### [Task directions]
All lines of the entries with "cuenta" in them must be listed.

== == ==

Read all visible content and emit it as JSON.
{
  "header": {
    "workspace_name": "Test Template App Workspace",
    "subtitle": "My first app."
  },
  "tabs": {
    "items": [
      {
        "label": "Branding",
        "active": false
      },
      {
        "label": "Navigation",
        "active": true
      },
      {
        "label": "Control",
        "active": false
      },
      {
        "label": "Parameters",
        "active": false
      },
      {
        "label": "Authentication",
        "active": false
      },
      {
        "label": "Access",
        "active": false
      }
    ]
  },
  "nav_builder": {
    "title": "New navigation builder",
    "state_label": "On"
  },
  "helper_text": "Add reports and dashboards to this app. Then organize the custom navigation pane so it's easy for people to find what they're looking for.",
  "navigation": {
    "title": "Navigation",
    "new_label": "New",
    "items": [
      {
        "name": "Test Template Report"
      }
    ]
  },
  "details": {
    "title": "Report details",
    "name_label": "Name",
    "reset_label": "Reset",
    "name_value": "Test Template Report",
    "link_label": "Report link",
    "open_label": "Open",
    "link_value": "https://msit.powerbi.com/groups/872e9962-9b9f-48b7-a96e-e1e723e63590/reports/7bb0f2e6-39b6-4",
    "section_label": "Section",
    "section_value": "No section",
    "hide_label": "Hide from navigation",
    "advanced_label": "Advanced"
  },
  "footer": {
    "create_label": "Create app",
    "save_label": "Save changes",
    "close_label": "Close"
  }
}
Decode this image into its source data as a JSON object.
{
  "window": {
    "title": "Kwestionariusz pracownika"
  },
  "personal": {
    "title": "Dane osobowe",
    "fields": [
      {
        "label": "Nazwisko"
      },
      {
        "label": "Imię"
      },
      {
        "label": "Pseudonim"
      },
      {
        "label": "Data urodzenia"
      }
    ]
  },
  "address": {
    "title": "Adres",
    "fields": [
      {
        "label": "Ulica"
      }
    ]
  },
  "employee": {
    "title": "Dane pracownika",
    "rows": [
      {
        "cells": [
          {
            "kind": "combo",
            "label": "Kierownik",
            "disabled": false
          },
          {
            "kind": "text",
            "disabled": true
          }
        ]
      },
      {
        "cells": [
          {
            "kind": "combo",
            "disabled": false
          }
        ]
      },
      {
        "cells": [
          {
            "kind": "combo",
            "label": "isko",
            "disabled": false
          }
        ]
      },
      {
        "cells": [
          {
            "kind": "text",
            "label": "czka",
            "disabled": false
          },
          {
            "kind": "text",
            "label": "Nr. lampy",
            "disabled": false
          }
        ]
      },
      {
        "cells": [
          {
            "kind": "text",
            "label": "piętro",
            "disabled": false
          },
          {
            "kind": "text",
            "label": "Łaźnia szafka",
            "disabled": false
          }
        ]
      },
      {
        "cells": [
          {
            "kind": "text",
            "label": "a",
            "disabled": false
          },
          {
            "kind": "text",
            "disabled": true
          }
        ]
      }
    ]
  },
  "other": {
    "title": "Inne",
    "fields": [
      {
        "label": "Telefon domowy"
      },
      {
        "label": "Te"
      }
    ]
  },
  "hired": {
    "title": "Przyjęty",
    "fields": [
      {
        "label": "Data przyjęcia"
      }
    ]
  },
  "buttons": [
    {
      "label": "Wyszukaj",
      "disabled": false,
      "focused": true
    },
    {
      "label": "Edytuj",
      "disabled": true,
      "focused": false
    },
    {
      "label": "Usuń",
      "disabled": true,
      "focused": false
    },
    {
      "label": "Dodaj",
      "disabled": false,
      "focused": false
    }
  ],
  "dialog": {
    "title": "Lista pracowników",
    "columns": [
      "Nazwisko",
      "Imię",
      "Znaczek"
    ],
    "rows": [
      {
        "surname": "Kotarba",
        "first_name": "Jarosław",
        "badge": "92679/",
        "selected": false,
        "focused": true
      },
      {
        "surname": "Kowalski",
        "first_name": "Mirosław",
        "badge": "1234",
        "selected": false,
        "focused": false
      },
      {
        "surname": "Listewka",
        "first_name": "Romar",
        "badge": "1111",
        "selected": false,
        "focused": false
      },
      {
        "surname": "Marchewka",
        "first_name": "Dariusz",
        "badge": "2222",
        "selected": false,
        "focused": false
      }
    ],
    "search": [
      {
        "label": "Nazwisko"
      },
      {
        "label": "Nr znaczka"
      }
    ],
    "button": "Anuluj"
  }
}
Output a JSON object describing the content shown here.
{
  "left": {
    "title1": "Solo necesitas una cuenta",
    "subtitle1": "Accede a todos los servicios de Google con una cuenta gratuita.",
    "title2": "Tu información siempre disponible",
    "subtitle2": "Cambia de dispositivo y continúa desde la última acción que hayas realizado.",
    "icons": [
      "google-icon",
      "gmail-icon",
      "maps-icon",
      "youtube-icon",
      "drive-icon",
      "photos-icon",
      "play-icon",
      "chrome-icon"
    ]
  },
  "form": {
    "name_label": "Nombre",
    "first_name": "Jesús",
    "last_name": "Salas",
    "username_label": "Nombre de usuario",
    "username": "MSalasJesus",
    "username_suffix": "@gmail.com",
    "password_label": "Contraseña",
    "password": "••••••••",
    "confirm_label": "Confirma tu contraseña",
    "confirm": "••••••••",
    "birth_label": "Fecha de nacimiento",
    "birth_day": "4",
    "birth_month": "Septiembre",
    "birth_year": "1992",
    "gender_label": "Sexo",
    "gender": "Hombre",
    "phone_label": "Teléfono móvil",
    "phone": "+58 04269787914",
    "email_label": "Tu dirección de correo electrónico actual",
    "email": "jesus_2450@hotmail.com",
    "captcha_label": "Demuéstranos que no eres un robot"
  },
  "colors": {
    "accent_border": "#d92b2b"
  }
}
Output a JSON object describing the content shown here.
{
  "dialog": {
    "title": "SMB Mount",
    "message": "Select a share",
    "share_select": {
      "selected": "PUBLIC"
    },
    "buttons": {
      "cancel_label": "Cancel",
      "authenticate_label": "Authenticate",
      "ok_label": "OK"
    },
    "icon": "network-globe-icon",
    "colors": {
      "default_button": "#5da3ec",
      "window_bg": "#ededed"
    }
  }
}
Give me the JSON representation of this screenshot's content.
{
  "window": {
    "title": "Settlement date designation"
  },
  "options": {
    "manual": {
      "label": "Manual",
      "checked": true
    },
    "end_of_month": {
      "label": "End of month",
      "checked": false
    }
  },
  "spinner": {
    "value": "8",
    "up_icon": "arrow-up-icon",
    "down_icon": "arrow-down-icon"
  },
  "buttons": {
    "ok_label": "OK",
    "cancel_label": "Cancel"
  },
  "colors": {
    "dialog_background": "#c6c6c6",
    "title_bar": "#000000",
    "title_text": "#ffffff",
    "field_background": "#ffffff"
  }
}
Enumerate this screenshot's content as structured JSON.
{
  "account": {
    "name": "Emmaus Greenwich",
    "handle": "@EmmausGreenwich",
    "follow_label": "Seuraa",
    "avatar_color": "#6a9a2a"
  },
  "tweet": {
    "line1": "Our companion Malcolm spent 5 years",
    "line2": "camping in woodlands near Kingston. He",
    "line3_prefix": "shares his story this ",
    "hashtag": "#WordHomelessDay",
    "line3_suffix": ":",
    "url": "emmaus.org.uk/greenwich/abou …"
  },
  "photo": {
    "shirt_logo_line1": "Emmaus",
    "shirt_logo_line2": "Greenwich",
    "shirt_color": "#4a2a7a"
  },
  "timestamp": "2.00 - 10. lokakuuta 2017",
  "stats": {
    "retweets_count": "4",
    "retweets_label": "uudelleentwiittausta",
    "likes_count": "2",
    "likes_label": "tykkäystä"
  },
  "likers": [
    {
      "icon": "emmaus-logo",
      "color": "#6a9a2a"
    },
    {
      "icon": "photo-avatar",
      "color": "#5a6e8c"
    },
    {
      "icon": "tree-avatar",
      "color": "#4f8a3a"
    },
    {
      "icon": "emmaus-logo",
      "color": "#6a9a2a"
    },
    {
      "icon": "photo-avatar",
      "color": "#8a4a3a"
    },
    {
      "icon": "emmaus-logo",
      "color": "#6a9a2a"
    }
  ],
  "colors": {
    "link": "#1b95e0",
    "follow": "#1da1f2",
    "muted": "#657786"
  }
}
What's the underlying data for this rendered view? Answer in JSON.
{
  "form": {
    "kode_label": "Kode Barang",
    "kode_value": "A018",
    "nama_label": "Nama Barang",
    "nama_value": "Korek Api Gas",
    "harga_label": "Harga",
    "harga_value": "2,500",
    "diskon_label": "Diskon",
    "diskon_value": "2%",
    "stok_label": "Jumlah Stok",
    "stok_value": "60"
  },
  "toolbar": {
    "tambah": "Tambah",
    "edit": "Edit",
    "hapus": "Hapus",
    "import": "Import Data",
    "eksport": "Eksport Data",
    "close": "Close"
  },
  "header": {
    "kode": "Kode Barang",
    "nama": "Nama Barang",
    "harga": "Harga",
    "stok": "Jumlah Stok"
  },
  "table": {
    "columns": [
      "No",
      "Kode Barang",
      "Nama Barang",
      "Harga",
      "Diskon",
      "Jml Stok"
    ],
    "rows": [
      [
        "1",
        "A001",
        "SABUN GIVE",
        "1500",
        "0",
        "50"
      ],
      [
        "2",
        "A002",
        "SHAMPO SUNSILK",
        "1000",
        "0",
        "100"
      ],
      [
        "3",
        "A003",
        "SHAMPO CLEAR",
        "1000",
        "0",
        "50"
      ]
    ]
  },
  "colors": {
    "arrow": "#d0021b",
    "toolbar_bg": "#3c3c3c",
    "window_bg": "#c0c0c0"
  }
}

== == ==

### [Written response]
    "title1": "Solo necesitas una cuenta",
    "subtitle1": "Accede a todos los servicios de Google con una cuenta gratuita.",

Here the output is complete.